▶ Instructions for the task: In the material below, find every line containing "Tasklist" and copy that line.

(Raw data begins)

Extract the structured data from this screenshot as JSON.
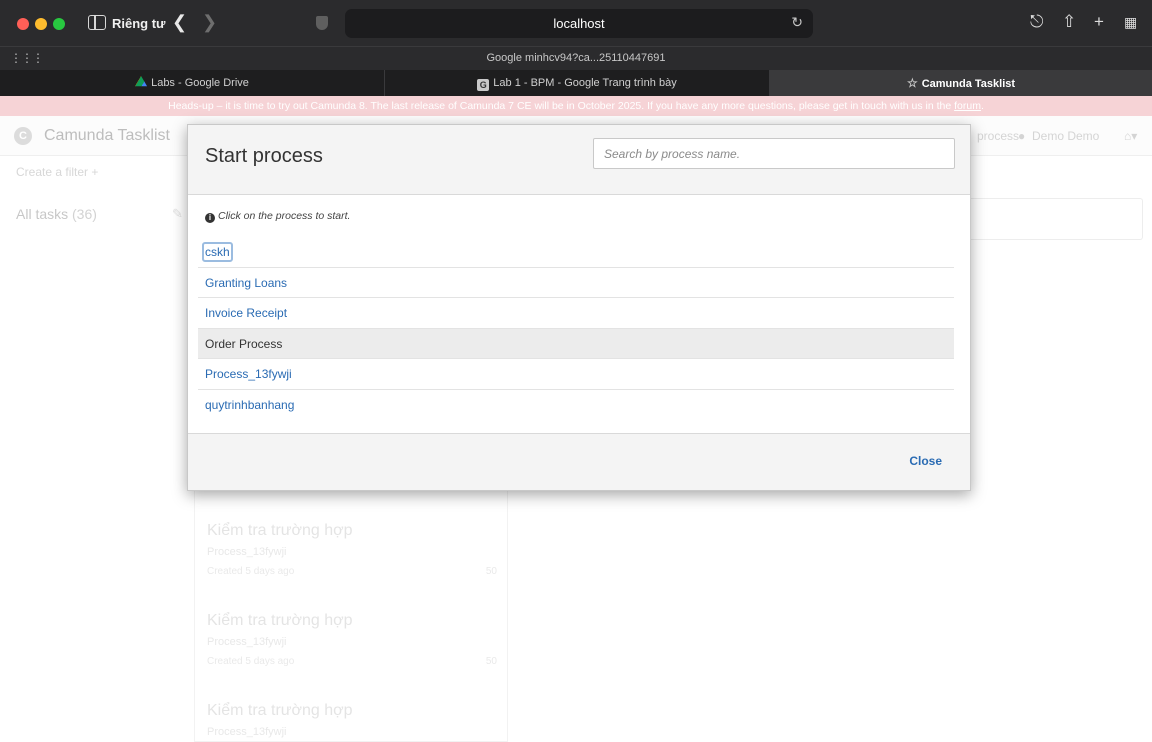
{
  "browser": {
    "private_label": "Riêng tư",
    "address": "localhost",
    "site_hint": "Google   minhcv94?ca...25110447691",
    "tabs": [
      {
        "label": "Labs - Google Drive"
      },
      {
        "label": "Lab 1 - BPM - Google Trang trình bày"
      },
      {
        "label": "Camunda Tasklist"
      }
    ]
  },
  "banner": {
    "text": "Heads-up – it is time to try out Camunda 8. The last release of Camunda 7 CE will be in October 2025. If you have any more questions, please get in touch with us in the ",
    "link": "forum",
    "end": "."
  },
  "app": {
    "logo_letter": "C",
    "name": "Camunda Tasklist",
    "header_start_process": "process",
    "header_user": "Demo Demo",
    "create_filter": "Create a filter +",
    "filter_name": "All tasks",
    "filter_count": "(36)",
    "tasks": [
      {
        "title": "Kiểm tra trường hợp",
        "process": "Process_13fywji",
        "created": "Created 5 days ago",
        "priority": "50"
      },
      {
        "title": "Kiểm tra trường hợp",
        "process": "Process_13fywji",
        "created": "Created 5 days ago",
        "priority": "50"
      },
      {
        "title": "Kiểm tra trường hợp",
        "process": "Process_13fywji",
        "created": "",
        "priority": ""
      }
    ]
  },
  "modal": {
    "title": "Start process",
    "search_placeholder": "Search by process name.",
    "hint": "Click on the process to start.",
    "processes": [
      {
        "label": "cskh"
      },
      {
        "label": "Granting Loans"
      },
      {
        "label": "Invoice Receipt"
      },
      {
        "label": "Order Process"
      },
      {
        "label": "Process_13fywji"
      },
      {
        "label": "quytrinhbanhang"
      }
    ],
    "close_label": "Close"
  },
  "colors": {
    "link": "#2a6bb3",
    "banner": "#f6d3d6",
    "hover_row": "#ececec"
  }
}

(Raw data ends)

▶ Response area:
        "label": "Camunda Tasklist"
    "name": "Camunda Tasklist",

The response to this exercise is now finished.